Extracted data entries:

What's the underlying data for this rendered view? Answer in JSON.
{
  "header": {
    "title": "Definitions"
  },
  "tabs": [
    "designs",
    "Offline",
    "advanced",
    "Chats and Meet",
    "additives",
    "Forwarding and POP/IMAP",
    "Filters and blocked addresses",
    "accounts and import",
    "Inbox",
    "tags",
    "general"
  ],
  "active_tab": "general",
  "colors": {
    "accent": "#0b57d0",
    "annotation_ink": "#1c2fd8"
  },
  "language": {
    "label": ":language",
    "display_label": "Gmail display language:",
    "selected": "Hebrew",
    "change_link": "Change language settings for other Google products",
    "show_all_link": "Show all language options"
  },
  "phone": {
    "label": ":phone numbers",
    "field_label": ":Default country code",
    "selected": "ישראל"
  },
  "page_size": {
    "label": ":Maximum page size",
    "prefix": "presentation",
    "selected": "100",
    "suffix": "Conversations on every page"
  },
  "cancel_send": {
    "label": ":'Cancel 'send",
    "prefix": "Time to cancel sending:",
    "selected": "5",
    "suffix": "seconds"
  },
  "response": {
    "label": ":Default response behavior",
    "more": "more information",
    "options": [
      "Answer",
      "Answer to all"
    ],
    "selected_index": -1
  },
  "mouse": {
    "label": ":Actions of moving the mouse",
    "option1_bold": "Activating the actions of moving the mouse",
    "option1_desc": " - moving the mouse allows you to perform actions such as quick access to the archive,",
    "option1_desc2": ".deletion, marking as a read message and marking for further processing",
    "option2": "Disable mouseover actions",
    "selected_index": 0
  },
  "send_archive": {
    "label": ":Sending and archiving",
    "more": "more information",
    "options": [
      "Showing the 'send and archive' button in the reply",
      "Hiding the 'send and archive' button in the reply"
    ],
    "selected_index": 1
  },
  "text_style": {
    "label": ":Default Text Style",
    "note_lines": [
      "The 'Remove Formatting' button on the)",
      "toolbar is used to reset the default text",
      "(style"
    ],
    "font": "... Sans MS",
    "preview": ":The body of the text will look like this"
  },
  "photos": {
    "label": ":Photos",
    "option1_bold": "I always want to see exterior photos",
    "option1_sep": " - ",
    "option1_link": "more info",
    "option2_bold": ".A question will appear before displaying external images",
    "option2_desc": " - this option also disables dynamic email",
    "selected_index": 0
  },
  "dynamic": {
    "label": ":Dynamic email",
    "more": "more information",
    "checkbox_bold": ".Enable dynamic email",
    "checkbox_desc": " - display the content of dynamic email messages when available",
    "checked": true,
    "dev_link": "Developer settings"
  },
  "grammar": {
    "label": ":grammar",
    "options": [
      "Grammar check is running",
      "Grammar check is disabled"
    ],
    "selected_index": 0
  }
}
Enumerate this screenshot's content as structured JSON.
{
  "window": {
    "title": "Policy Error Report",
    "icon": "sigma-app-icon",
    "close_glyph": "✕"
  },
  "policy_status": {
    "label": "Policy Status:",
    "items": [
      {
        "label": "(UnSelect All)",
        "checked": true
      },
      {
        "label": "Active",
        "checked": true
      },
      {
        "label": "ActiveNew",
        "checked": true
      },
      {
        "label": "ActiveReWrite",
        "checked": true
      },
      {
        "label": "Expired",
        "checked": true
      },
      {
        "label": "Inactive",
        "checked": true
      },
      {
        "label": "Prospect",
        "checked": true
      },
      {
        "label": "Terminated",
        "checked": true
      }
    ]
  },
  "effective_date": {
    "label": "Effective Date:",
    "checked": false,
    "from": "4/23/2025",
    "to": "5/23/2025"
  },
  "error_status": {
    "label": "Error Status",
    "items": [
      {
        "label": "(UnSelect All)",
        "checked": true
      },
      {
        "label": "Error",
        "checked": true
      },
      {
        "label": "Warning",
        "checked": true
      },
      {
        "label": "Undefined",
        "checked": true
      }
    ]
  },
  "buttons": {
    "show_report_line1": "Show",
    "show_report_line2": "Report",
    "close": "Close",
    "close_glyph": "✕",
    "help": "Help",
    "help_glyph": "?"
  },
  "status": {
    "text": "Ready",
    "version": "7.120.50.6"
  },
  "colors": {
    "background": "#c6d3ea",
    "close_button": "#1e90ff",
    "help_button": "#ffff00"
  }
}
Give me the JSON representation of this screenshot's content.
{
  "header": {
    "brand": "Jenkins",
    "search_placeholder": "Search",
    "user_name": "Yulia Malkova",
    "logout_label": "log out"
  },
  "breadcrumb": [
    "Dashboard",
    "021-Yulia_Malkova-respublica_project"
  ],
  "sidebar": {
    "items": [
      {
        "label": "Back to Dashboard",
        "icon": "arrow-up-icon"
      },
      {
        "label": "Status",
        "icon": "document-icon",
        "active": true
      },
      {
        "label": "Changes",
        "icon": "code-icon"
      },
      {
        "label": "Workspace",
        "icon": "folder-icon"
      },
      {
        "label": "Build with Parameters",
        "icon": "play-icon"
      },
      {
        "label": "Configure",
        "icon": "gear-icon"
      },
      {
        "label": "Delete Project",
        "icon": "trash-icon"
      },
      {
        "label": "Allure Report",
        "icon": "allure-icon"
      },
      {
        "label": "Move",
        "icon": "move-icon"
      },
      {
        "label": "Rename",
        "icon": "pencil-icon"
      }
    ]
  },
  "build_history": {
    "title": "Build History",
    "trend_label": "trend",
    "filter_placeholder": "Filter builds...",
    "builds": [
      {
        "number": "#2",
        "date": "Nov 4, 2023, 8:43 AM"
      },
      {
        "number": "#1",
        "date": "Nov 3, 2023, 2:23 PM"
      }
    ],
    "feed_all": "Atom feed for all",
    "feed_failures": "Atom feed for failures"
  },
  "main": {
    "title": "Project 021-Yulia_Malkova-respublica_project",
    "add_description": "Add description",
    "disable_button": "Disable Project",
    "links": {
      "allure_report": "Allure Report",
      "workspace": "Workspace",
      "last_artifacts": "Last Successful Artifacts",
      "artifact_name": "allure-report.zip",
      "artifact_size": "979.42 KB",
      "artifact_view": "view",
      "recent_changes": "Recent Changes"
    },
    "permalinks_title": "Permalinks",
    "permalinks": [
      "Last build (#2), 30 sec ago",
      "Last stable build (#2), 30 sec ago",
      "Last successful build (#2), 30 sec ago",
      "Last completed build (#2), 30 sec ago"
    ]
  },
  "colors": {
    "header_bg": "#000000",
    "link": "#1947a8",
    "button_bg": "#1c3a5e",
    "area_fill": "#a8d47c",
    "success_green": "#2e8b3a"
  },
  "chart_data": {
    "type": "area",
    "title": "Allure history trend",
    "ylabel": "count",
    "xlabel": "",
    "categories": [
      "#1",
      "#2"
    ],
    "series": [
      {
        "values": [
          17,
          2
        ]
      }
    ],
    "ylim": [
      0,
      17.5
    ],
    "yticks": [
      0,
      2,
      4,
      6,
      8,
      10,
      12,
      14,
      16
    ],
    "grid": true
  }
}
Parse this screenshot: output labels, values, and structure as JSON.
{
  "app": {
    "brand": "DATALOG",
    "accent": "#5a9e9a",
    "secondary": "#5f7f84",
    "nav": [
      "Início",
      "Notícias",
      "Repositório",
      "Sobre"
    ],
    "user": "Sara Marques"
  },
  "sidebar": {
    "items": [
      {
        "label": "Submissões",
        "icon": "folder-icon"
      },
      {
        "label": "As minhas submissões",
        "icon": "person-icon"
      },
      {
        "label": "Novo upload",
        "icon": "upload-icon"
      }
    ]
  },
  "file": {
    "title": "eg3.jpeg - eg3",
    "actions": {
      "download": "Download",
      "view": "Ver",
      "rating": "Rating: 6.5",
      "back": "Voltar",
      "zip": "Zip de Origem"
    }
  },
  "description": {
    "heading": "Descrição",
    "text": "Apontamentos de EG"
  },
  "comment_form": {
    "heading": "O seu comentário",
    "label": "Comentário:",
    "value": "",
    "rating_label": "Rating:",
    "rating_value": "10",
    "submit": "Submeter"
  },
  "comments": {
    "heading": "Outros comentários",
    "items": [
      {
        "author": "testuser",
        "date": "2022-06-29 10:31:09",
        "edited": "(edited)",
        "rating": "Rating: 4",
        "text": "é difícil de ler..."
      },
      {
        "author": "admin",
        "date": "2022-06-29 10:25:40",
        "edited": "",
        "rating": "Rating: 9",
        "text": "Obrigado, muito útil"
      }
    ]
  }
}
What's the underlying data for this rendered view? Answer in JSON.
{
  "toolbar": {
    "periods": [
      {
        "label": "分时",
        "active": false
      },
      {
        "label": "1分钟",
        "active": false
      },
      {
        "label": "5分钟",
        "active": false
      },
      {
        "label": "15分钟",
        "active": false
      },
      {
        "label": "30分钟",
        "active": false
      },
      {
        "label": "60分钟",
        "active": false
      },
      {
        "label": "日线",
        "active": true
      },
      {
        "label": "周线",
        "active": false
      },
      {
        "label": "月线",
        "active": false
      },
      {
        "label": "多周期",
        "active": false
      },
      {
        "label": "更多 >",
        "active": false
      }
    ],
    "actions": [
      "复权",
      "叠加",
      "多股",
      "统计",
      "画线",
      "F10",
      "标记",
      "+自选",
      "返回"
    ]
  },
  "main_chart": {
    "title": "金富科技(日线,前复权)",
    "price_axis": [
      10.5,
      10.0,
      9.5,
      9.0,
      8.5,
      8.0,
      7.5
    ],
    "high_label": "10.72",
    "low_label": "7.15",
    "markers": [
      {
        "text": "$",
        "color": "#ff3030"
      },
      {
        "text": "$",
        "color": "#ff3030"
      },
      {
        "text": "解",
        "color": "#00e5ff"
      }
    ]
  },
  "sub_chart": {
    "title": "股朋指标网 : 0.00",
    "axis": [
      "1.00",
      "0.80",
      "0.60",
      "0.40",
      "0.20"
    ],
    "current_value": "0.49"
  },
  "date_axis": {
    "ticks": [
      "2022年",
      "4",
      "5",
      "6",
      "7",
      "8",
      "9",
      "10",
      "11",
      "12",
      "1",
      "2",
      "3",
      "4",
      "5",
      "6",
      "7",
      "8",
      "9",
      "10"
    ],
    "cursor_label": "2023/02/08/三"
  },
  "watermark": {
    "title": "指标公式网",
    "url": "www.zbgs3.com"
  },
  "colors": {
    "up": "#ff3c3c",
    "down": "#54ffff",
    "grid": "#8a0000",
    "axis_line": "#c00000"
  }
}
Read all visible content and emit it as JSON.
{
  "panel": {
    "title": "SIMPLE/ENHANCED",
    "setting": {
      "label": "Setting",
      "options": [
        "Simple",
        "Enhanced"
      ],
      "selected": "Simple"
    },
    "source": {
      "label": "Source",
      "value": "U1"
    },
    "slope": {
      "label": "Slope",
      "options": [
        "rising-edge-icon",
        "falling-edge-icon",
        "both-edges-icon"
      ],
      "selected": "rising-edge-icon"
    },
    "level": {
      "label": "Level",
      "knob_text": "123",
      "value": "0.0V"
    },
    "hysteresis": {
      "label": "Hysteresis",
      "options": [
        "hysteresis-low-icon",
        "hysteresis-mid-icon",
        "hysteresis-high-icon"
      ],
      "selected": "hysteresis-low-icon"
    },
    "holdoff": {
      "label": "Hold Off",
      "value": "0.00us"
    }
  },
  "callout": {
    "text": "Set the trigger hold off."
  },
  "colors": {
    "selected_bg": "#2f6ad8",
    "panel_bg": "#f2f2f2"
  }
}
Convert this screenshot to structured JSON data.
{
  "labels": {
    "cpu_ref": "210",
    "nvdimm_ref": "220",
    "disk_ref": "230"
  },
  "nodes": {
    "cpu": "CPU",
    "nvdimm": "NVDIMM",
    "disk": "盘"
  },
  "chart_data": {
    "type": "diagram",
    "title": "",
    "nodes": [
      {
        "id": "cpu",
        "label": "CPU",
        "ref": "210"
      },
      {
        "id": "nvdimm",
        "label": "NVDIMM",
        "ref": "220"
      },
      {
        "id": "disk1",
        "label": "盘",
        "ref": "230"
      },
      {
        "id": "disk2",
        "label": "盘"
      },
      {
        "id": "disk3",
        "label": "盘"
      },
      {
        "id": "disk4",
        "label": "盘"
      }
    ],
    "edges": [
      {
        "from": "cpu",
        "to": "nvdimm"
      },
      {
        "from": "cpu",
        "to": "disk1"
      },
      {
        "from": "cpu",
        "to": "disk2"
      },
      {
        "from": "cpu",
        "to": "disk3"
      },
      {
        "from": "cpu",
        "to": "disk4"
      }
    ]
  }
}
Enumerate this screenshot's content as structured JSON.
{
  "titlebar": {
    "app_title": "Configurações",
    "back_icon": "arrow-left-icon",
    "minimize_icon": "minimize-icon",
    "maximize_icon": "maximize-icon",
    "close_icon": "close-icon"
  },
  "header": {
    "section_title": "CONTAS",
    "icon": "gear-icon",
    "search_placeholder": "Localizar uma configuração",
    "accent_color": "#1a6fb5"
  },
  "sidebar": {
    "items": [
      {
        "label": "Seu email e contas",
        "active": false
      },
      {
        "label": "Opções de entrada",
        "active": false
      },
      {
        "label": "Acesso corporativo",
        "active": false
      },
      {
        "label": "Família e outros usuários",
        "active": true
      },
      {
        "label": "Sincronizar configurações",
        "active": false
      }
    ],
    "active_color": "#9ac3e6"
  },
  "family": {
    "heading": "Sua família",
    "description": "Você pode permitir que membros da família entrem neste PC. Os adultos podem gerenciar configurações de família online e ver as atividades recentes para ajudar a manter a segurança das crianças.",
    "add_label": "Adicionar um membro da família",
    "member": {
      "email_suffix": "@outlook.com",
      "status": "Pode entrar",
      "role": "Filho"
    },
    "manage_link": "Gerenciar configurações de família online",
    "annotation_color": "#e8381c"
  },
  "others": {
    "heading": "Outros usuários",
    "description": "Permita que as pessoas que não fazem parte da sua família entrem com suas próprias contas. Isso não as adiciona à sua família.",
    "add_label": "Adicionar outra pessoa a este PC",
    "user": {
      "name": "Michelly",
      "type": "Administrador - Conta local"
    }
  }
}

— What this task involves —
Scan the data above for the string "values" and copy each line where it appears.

— Your response —
        "values": [
Parse this screenshot: output labels, values, and structure as JSON.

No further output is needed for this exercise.